------ PROVIDED RECORDS

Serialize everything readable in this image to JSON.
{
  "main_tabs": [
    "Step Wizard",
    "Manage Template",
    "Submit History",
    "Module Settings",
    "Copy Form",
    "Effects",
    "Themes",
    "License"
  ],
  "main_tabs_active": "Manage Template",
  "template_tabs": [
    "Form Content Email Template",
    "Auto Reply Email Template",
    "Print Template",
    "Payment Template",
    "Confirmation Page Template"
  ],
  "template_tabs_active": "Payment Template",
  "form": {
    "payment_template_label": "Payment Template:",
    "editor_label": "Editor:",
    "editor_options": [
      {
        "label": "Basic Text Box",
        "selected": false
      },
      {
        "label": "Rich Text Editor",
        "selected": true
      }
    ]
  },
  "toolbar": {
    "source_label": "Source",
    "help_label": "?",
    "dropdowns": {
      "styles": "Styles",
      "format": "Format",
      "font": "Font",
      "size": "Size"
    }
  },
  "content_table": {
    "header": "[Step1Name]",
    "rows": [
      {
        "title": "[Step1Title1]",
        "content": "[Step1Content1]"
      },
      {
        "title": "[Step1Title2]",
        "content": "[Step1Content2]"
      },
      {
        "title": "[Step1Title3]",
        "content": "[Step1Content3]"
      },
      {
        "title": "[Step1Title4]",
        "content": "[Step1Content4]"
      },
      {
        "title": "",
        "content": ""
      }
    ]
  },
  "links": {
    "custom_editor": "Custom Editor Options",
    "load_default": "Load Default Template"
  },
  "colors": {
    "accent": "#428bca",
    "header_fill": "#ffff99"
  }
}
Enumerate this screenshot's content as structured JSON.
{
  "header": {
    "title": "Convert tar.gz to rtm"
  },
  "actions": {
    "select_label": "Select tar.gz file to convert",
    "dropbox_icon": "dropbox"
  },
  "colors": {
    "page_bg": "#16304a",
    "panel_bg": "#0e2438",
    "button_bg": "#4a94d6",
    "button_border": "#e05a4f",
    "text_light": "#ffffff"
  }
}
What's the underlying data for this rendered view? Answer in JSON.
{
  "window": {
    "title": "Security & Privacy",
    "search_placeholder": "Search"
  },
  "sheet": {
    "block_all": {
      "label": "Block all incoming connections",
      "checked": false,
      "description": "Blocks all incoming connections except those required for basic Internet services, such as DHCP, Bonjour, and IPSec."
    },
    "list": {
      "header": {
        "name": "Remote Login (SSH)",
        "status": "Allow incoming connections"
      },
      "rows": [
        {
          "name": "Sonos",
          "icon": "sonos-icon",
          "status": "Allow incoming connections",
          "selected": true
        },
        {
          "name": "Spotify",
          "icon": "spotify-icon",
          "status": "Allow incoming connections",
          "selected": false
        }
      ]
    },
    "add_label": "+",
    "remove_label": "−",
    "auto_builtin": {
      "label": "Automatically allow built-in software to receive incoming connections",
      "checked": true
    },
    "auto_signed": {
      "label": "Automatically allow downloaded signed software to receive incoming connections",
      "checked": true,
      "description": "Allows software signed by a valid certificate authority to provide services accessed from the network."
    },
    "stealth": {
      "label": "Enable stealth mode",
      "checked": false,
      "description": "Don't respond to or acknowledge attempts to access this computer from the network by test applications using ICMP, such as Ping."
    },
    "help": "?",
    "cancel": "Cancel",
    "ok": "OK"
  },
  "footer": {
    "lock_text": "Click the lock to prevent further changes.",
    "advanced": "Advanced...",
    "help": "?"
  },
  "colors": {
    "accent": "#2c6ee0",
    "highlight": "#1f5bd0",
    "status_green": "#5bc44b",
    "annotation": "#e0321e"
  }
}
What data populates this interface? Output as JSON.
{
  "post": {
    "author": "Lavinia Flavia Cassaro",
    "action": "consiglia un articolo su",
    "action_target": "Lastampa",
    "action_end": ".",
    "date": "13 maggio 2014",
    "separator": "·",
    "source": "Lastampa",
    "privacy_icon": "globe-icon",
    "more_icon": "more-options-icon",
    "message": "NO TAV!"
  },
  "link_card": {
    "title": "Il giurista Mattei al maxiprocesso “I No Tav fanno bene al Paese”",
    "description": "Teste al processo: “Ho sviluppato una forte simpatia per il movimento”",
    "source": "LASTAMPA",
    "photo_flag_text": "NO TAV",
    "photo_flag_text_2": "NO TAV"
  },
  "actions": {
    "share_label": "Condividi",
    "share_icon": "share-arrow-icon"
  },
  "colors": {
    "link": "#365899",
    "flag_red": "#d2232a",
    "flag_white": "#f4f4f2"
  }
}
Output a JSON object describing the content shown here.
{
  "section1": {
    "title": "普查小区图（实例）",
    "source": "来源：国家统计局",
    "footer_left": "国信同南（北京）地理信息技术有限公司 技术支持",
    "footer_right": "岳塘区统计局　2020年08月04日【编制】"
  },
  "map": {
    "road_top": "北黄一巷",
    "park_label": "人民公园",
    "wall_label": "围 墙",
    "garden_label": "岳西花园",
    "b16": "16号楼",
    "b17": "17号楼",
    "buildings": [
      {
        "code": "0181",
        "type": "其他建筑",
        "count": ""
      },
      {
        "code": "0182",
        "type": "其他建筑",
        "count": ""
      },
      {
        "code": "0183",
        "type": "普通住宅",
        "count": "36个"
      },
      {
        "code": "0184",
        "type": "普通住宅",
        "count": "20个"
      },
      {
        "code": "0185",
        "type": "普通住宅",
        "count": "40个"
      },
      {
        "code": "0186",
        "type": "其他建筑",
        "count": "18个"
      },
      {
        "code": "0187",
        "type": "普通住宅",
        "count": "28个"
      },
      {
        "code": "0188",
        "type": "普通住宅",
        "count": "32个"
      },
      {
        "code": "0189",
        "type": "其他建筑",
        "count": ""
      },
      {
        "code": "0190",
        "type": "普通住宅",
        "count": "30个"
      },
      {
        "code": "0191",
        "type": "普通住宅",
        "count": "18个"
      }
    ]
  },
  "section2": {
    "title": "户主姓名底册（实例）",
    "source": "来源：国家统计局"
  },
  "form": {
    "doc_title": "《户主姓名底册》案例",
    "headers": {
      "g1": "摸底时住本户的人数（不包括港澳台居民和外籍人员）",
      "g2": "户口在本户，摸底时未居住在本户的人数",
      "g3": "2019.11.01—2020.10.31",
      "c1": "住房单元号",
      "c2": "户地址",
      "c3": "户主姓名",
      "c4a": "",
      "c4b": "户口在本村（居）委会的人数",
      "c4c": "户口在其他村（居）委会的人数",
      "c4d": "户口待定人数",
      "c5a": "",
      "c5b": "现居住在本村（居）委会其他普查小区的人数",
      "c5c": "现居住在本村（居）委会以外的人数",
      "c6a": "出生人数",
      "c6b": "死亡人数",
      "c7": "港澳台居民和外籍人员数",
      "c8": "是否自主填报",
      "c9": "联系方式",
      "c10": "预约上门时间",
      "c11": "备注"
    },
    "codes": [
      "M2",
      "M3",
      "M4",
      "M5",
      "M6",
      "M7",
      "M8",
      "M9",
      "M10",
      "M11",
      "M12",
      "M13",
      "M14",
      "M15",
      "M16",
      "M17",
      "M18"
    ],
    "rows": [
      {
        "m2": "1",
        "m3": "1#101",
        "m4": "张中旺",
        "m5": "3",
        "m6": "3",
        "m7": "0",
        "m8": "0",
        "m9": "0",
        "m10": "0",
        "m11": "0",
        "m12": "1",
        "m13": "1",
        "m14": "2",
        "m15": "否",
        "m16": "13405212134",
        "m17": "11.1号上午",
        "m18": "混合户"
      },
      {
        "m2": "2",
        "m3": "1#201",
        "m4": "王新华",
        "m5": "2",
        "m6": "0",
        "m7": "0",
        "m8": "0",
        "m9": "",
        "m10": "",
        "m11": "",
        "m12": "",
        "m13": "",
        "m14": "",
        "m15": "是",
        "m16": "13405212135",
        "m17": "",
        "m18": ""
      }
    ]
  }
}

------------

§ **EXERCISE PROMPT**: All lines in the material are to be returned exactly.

§ **RESPONSE AREA**:
Serialize everything readable in this image to JSON.
{
  "main_tabs": [
    "Step Wizard",
    "Manage Template",
    "Submit History",
    "Module Settings",
    "Copy Form",
    "Effects",
    "Themes",
    "License"
  ],
  "main_tabs_active": "Manage Template",
  "template_tabs": [
    "Form Content Email Template",
    "Auto Reply Email Template",
    "Print Template",
    "Payment Template",
    "Confirmation Page Template"
  ],
  "template_tabs_active": "Payment Template",
  "form": {
    "payment_template_label": "Payment Template:",
    "editor_label": "Editor:",
    "editor_options": [
      {
        "label": "Basic Text Box",
        "selected": false
      },
      {
        "label": "Rich Text Editor",
        "selected": true
      }
    ]
  },
  "toolbar": {
    "source_label": "Source",
    "help_label": "?",
    "dropdowns": {
      "styles": "Styles",
      "format": "Format",
      "font": "Font",
      "size": "Size"
    }
  },
  "content_table": {
    "header": "[Step1Name]",
    "rows": [
      {
        "title": "[Step1Title1]",
        "content": "[Step1Content1]"
      },
      {
        "title": "[Step1Title2]",
        "content": "[Step1Content2]"
      },
      {
        "title": "[Step1Title3]",
        "content": "[Step1Content3]"
      },
      {
        "title": "[Step1Title4]",
        "content": "[Step1Content4]"
      },
      {
        "title": "",
        "content": ""
      }
    ]
  },
  "links": {
    "custom_editor": "Custom Editor Options",
    "load_default": "Load Default Template"
  },
  "colors": {
    "accent": "#428bca",
    "header_fill": "#ffff99"
  }
}
Enumerate this screenshot's content as structured JSON.
{
  "header": {
    "title": "Convert tar.gz to rtm"
  },
  "actions": {
    "select_label": "Select tar.gz file to convert",
    "dropbox_icon": "dropbox"
  },
  "colors": {
    "page_bg": "#16304a",
    "panel_bg": "#0e2438",
    "button_bg": "#4a94d6",
    "button_border": "#e05a4f",
    "text_light": "#ffffff"
  }
}
What's the underlying data for this rendered view? Answer in JSON.
{
  "window": {
    "title": "Security & Privacy",
    "search_placeholder": "Search"
  },
  "sheet": {
    "block_all": {
      "label": "Block all incoming connections",
      "checked": false,
      "description": "Blocks all incoming connections except those required for basic Internet services, such as DHCP, Bonjour, and IPSec."
    },
    "list": {
      "header": {
        "name": "Remote Login (SSH)",
        "status": "Allow incoming connections"
      },
      "rows": [
        {
          "name": "Sonos",
          "icon": "sonos-icon",
          "status": "Allow incoming connections",
          "selected": true
        },
        {
          "name": "Spotify",
          "icon": "spotify-icon",
          "status": "Allow incoming connections",
          "selected": false
        }
      ]
    },
    "add_label": "+",
    "remove_label": "−",
    "auto_builtin": {
      "label": "Automatically allow built-in software to receive incoming connections",
      "checked": true
    },
    "auto_signed": {
      "label": "Automatically allow downloaded signed software to receive incoming connections",
      "checked": true,
      "description": "Allows software signed by a valid certificate authority to provide services accessed from the network."
    },
    "stealth": {
      "label": "Enable stealth mode",
      "checked": false,
      "description": "Don't respond to or acknowledge attempts to access this computer from the network by test applications using ICMP, such as Ping."
    },
    "help": "?",
    "cancel": "Cancel",
    "ok": "OK"
  },
  "footer": {
    "lock_text": "Click the lock to prevent further changes.",
    "advanced": "Advanced...",
    "help": "?"
  },
  "colors": {
    "accent": "#2c6ee0",
    "highlight": "#1f5bd0",
    "status_green": "#5bc44b",
    "annotation": "#e0321e"
  }
}
What data populates this interface? Output as JSON.
{
  "post": {
    "author": "Lavinia Flavia Cassaro",
    "action": "consiglia un articolo su",
    "action_target": "Lastampa",
    "action_end": ".",
    "date": "13 maggio 2014",
    "separator": "·",
    "source": "Lastampa",
    "privacy_icon": "globe-icon",
    "more_icon": "more-options-icon",
    "message": "NO TAV!"
  },
  "link_card": {
    "title": "Il giurista Mattei al maxiprocesso “I No Tav fanno bene al Paese”",
    "description": "Teste al processo: “Ho sviluppato una forte simpatia per il movimento”",
    "source": "LASTAMPA",
    "photo_flag_text": "NO TAV",
    "photo_flag_text_2": "NO TAV"
  },
  "actions": {
    "share_label": "Condividi",
    "share_icon": "share-arrow-icon"
  },
  "colors": {
    "link": "#365899",
    "flag_red": "#d2232a",
    "flag_white": "#f4f4f2"
  }
}
Output a JSON object describing the content shown here.
{
  "section1": {
    "title": "普查小区图（实例）",
    "source": "来源：国家统计局",
    "footer_left": "国信同南（北京）地理信息技术有限公司 技术支持",
    "footer_right": "岳塘区统计局　2020年08月04日【编制】"
  },
  "map": {
    "road_top": "北黄一巷",
    "park_label": "人民公园",
    "wall_label": "围 墙",
    "garden_label": "岳西花园",
    "b16": "16号楼",
    "b17": "17号楼",
    "buildings": [
      {
        "code": "0181",
        "type": "其他建筑",
        "count": ""
      },
      {
        "code": "0182",
        "type": "其他建筑",
        "count": ""
      },
      {
        "code": "0183",
        "type": "普通住宅",
        "count": "36个"
      },
      {
        "code": "0184",
        "type": "普通住宅",
        "count": "20个"
      },
      {
        "code": "0185",
        "type": "普通住宅",
        "count": "40个"
      },
      {
        "code": "0186",
        "type": "其他建筑",
        "count": "18个"
      },
      {
        "code": "0187",
        "type": "普通住宅",
        "count": "28个"
      },
      {
        "code": "0188",
        "type": "普通住宅",
        "count": "32个"
      },
      {
        "code": "0189",
        "type": "其他建筑",
        "count": ""
      },
      {
        "code": "0190",
        "type": "普通住宅",
        "count": "30个"
      },
      {
        "code": "0191",
        "type": "普通住宅",
        "count": "18个"
      }
    ]
  },
  "section2": {
    "title": "户主姓名底册（实例）",
    "source": "来源：国家统计局"
  },
  "form": {
    "doc_title": "《户主姓名底册》案例",
    "headers": {
      "g1": "摸底时住本户的人数（不包括港澳台居民和外籍人员）",
      "g2": "户口在本户，摸底时未居住在本户的人数",
      "g3": "2019.11.01—2020.10.31",
      "c1": "住房单元号",
      "c2": "户地址",
      "c3": "户主姓名",
      "c4a": "",
      "c4b": "户口在本村（居）委会的人数",
      "c4c": "户口在其他村（居）委会的人数",
      "c4d": "户口待定人数",
      "c5a": "",
      "c5b": "现居住在本村（居）委会其他普查小区的人数",
      "c5c": "现居住在本村（居）委会以外的人数",
      "c6a": "出生人数",
      "c6b": "死亡人数",
      "c7": "港澳台居民和外籍人员数",
      "c8": "是否自主填报",
      "c9": "联系方式",
      "c10": "预约上门时间",
      "c11": "备注"
    },
    "codes": [
      "M2",
      "M3",
      "M4",
      "M5",
      "M6",
      "M7",
      "M8",
      "M9",
      "M10",
      "M11",
      "M12",
      "M13",
      "M14",
      "M15",
      "M16",
      "M17",
      "M18"
    ],
    "rows": [
      {
        "m2": "1",
        "m3": "1#101",
        "m4": "张中旺",
        "m5": "3",
        "m6": "3",
        "m7": "0",
        "m8": "0",
        "m9": "0",
        "m10": "0",
        "m11": "0",
        "m12": "1",
        "m13": "1",
        "m14": "2",
        "m15": "否",
        "m16": "13405212134",
        "m17": "11.1号上午",
        "m18": "混合户"
      },
      {
        "m2": "2",
        "m3": "1#201",
        "m4": "王新华",
        "m5": "2",
        "m6": "0",
        "m7": "0",
        "m8": "0",
        "m9": "",
        "m10": "",
        "m11": "",
        "m12": "",
        "m13": "",
        "m14": "",
        "m15": "是",
        "m16": "13405212135",
        "m17": "",
        "m18": ""
      }
    ]
  }
}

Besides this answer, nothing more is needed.